-- THE RECORDS --
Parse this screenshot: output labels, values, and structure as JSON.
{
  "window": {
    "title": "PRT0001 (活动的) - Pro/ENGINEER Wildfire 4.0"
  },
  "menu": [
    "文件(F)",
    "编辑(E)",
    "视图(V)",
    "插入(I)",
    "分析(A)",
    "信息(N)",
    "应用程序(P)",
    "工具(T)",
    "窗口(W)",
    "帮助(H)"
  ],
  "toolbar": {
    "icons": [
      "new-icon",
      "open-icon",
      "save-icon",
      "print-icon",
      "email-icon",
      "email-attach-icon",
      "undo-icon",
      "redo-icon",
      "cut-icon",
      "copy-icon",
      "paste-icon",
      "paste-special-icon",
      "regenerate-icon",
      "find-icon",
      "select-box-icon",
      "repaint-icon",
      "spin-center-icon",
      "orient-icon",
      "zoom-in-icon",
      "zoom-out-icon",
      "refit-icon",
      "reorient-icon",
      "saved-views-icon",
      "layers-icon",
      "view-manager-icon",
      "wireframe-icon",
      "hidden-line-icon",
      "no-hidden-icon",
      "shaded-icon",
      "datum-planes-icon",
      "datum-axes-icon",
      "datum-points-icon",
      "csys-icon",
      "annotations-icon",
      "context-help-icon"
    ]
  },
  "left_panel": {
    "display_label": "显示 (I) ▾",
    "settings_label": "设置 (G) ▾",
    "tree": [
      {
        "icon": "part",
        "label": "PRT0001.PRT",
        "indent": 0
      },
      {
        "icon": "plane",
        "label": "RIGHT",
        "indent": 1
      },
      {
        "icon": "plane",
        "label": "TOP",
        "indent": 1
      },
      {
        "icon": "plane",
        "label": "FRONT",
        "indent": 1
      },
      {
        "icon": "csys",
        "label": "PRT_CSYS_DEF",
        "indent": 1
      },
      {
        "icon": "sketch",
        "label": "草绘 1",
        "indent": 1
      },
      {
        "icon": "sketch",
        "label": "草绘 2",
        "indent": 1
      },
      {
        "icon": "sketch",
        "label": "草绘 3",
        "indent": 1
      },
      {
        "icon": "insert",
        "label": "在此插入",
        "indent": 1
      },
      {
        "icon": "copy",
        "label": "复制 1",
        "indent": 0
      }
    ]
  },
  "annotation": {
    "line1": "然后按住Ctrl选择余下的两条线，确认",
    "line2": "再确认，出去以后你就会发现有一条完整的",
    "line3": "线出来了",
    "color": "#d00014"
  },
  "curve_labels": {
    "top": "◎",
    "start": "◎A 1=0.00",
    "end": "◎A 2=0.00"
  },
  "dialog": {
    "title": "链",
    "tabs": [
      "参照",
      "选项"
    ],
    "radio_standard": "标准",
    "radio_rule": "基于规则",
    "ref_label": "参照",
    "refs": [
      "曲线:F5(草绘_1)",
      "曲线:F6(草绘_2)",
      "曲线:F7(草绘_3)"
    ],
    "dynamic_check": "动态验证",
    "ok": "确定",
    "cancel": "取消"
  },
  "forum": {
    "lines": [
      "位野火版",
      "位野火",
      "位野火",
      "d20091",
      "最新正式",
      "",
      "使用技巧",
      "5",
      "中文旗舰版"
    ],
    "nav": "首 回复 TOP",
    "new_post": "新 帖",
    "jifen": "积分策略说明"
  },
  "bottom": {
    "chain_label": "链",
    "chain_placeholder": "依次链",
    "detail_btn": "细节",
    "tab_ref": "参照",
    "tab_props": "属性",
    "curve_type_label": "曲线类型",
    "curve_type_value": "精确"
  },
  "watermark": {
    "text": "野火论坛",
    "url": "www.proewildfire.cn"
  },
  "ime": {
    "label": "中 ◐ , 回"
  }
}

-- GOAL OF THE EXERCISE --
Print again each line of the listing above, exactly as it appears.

-- ANSWER BOX --
Parse this screenshot: output labels, values, and structure as JSON.
{
  "window": {
    "title": "PRT0001 (活动的) - Pro/ENGINEER Wildfire 4.0"
  },
  "menu": [
    "文件(F)",
    "编辑(E)",
    "视图(V)",
    "插入(I)",
    "分析(A)",
    "信息(N)",
    "应用程序(P)",
    "工具(T)",
    "窗口(W)",
    "帮助(H)"
  ],
  "toolbar": {
    "icons": [
      "new-icon",
      "open-icon",
      "save-icon",
      "print-icon",
      "email-icon",
      "email-attach-icon",
      "undo-icon",
      "redo-icon",
      "cut-icon",
      "copy-icon",
      "paste-icon",
      "paste-special-icon",
      "regenerate-icon",
      "find-icon",
      "select-box-icon",
      "repaint-icon",
      "spin-center-icon",
      "orient-icon",
      "zoom-in-icon",
      "zoom-out-icon",
      "refit-icon",
      "reorient-icon",
      "saved-views-icon",
      "layers-icon",
      "view-manager-icon",
      "wireframe-icon",
      "hidden-line-icon",
      "no-hidden-icon",
      "shaded-icon",
      "datum-planes-icon",
      "datum-axes-icon",
      "datum-points-icon",
      "csys-icon",
      "annotations-icon",
      "context-help-icon"
    ]
  },
  "left_panel": {
    "display_label": "显示 (I) ▾",
    "settings_label": "设置 (G) ▾",
    "tree": [
      {
        "icon": "part",
        "label": "PRT0001.PRT",
        "indent": 0
      },
      {
        "icon": "plane",
        "label": "RIGHT",
        "indent": 1
      },
      {
        "icon": "plane",
        "label": "TOP",
        "indent": 1
      },
      {
        "icon": "plane",
        "label": "FRONT",
        "indent": 1
      },
      {
        "icon": "csys",
        "label": "PRT_CSYS_DEF",
        "indent": 1
      },
      {
        "icon": "sketch",
        "label": "草绘 1",
        "indent": 1
      },
      {
        "icon": "sketch",
        "label": "草绘 2",
        "indent": 1
      },
      {
        "icon": "sketch",
        "label": "草绘 3",
        "indent": 1
      },
      {
        "icon": "insert",
        "label": "在此插入",
        "indent": 1
      },
      {
        "icon": "copy",
        "label": "复制 1",
        "indent": 0
      }
    ]
  },
  "annotation": {
    "line1": "然后按住Ctrl选择余下的两条线，确认",
    "line2": "再确认，出去以后你就会发现有一条完整的",
    "line3": "线出来了",
    "color": "#d00014"
  },
  "curve_labels": {
    "top": "◎",
    "start": "◎A 1=0.00",
    "end": "◎A 2=0.00"
  },
  "dialog": {
    "title": "链",
    "tabs": [
      "参照",
      "选项"
    ],
    "radio_standard": "标准",
    "radio_rule": "基于规则",
    "ref_label": "参照",
    "refs": [
      "曲线:F5(草绘_1)",
      "曲线:F6(草绘_2)",
      "曲线:F7(草绘_3)"
    ],
    "dynamic_check": "动态验证",
    "ok": "确定",
    "cancel": "取消"
  },
  "forum": {
    "lines": [
      "位野火版",
      "位野火",
      "位野火",
      "d20091",
      "最新正式",
      "",
      "使用技巧",
      "5",
      "中文旗舰版"
    ],
    "nav": "首 回复 TOP",
    "new_post": "新 帖",
    "jifen": "积分策略说明"
  },
  "bottom": {
    "chain_label": "链",
    "chain_placeholder": "依次链",
    "detail_btn": "细节",
    "tab_ref": "参照",
    "tab_props": "属性",
    "curve_type_label": "曲线类型",
    "curve_type_value": "精确"
  },
  "watermark": {
    "text": "野火论坛",
    "url": "www.proewildfire.cn"
  },
  "ime": {
    "label": "中 ◐ , 回"
  }
}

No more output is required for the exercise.